Exercise instructions
Reproduce all the entries exactly and keep the pictures out.

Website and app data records
Segment Open
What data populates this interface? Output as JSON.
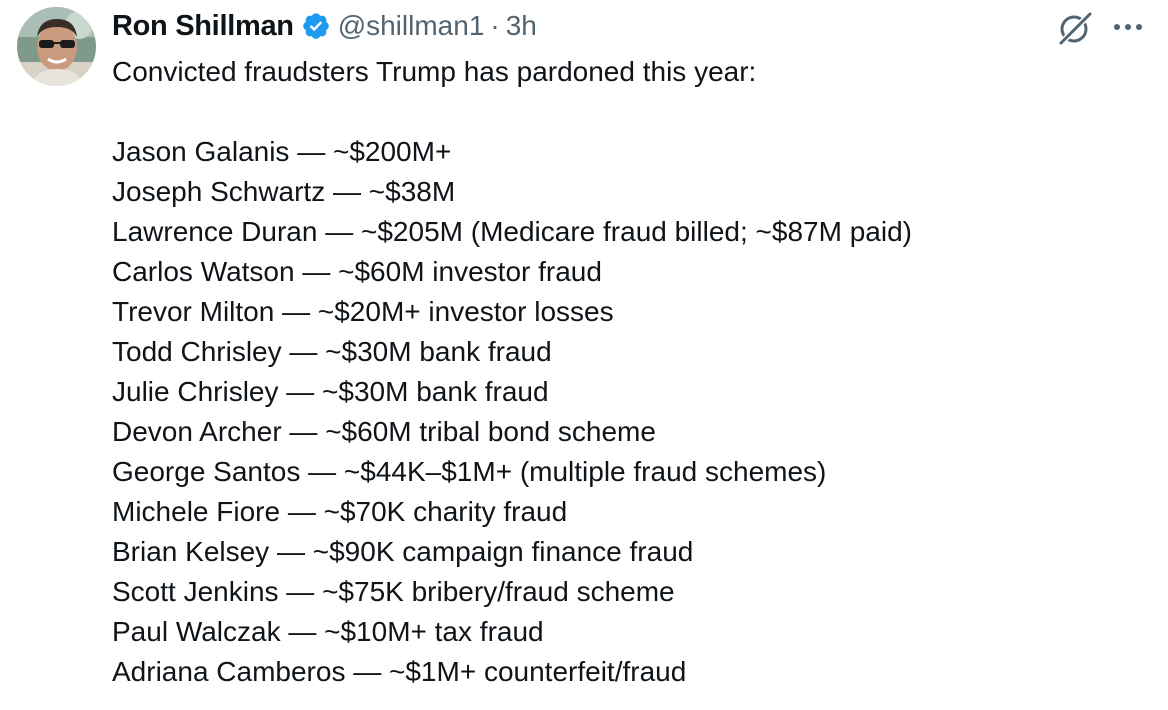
{
  "author": {
    "display_name": "Ron Shillman",
    "handle": "@shillman1",
    "separator": "·",
    "time": "3h",
    "avatar_icon": "profile-photo",
    "verified_icon": "verified-badge-icon",
    "verified_color": "#1d9bf0"
  },
  "actions": {
    "grok_icon": "grok-icon",
    "more_icon": "more-options-icon"
  },
  "tweet": {
    "intro": "Convicted fraudsters Trump has pardoned this year:",
    "lines": [
      "Jason Galanis — ~$200M+",
      "Joseph Schwartz — ~$38M",
      "Lawrence Duran — ~$205M (Medicare fraud billed; ~$87M paid)",
      "Carlos Watson — ~$60M investor fraud",
      "Trevor Milton — ~$20M+ investor losses",
      "Todd Chrisley — ~$30M bank fraud",
      "Julie Chrisley — ~$30M bank fraud",
      "Devon Archer — ~$60M tribal bond scheme",
      "George Santos — ~$44K–$1M+ (multiple fraud schemes)",
      "Michele Fiore — ~$70K charity fraud",
      "Brian Kelsey — ~$90K campaign finance fraud",
      "Scott Jenkins — ~$75K bribery/fraud scheme",
      "Paul Walczak — ~$10M+ tax fraud",
      "Adriana Camberos — ~$1M+ counterfeit/fraud"
    ]
  },
  "colors": {
    "text": "#0f1419",
    "secondary": "#536471",
    "accent": "#1d9bf0"
  }
}
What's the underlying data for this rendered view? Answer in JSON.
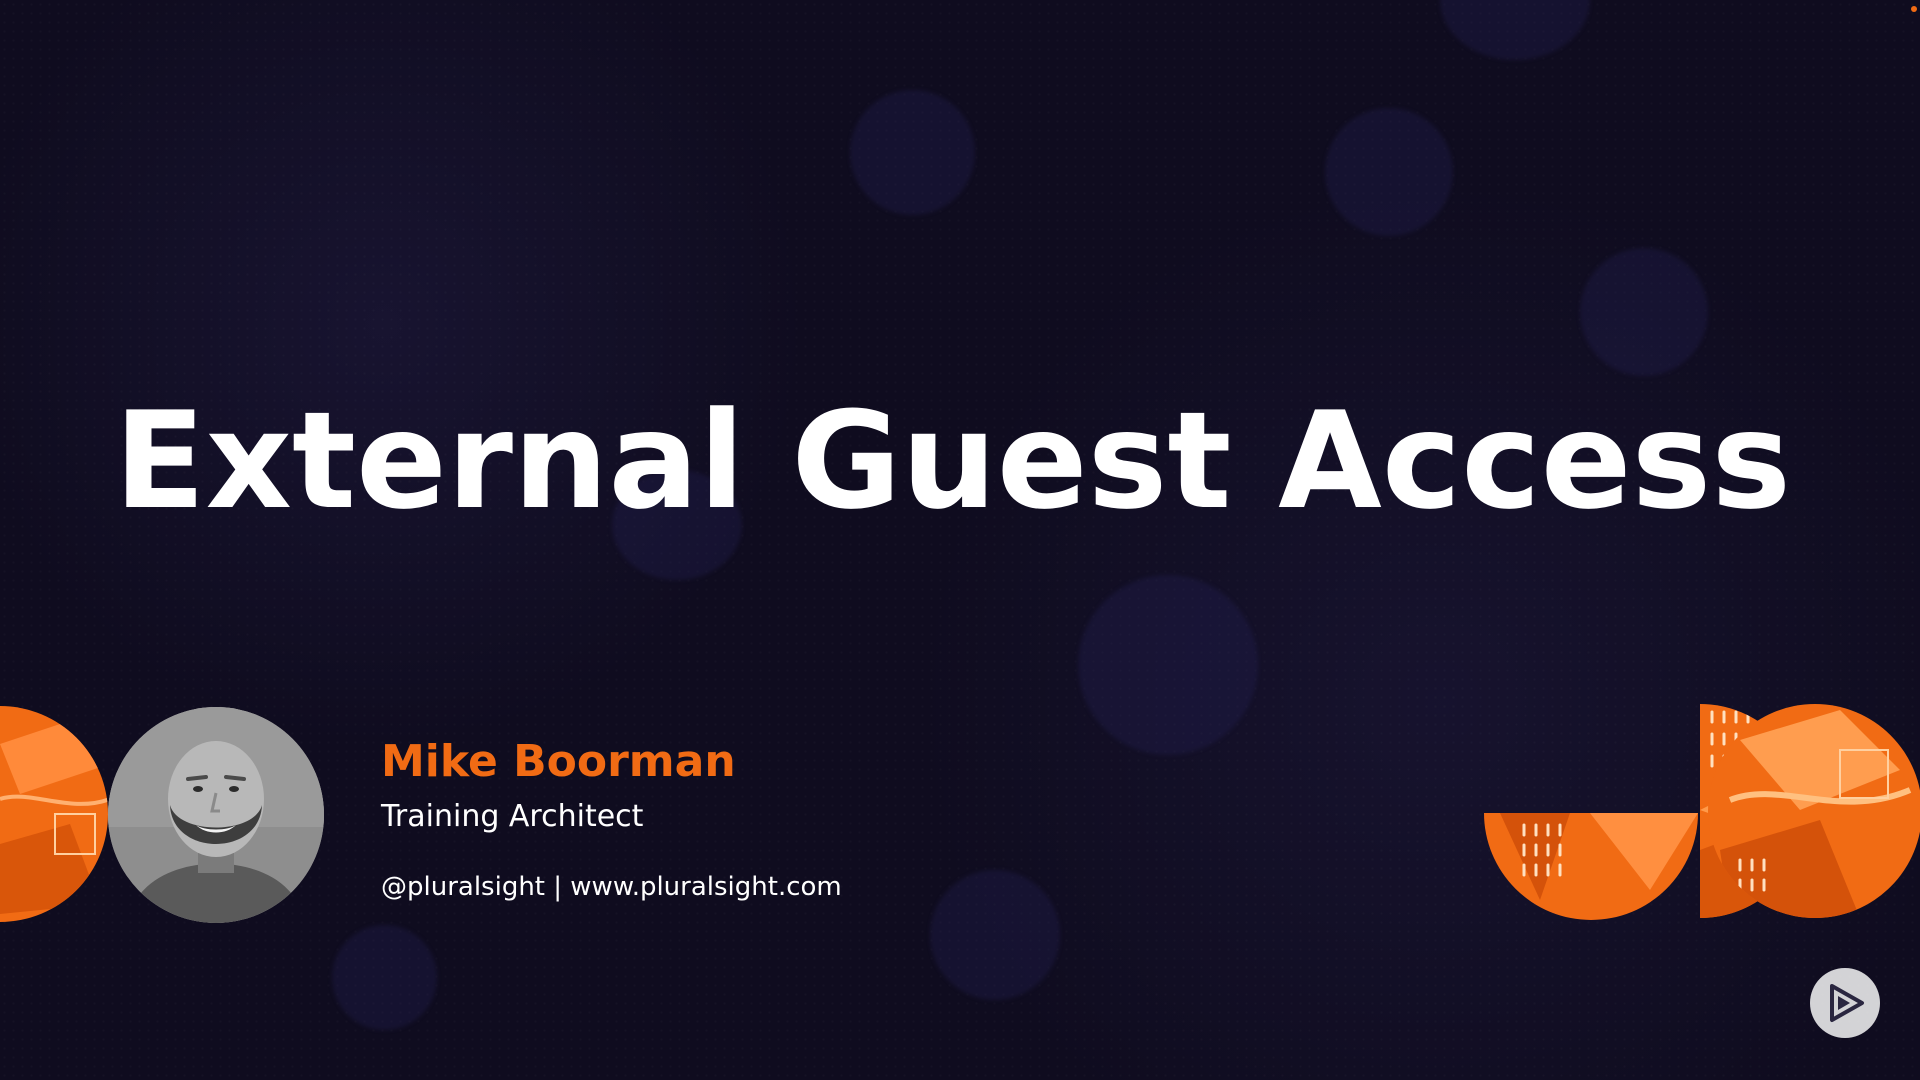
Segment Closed
Output
What data populates this interface? Output as JSON.
{
  "author": {
    "display_name": "Ron Shillman",
    "handle": "@shillman1",
    "separator": "·",
    "time": "3h",
    "avatar_icon": "profile-photo",
    "verified_icon": "verified-badge-icon",
    "verified_color": "#1d9bf0"
  },
  "actions": {
    "grok_icon": "grok-icon",
    "more_icon": "more-options-icon"
  },
  "tweet": {
    "intro": "Convicted fraudsters Trump has pardoned this year:",
    "lines": [
      "Jason Galanis — ~$200M+",
      "Joseph Schwartz — ~$38M",
      "Lawrence Duran — ~$205M (Medicare fraud billed; ~$87M paid)",
      "Carlos Watson — ~$60M investor fraud",
      "Trevor Milton — ~$20M+ investor losses",
      "Todd Chrisley — ~$30M bank fraud",
      "Julie Chrisley — ~$30M bank fraud",
      "Devon Archer — ~$60M tribal bond scheme",
      "George Santos — ~$44K–$1M+ (multiple fraud schemes)",
      "Michele Fiore — ~$70K charity fraud",
      "Brian Kelsey — ~$90K campaign finance fraud",
      "Scott Jenkins — ~$75K bribery/fraud scheme",
      "Paul Walczak — ~$10M+ tax fraud",
      "Adriana Camberos — ~$1M+ counterfeit/fraud"
    ]
  },
  "colors": {
    "text": "#0f1419",
    "secondary": "#536471",
    "accent": "#1d9bf0"
  }
}
What's the underlying data for this rendered view? Answer in JSON.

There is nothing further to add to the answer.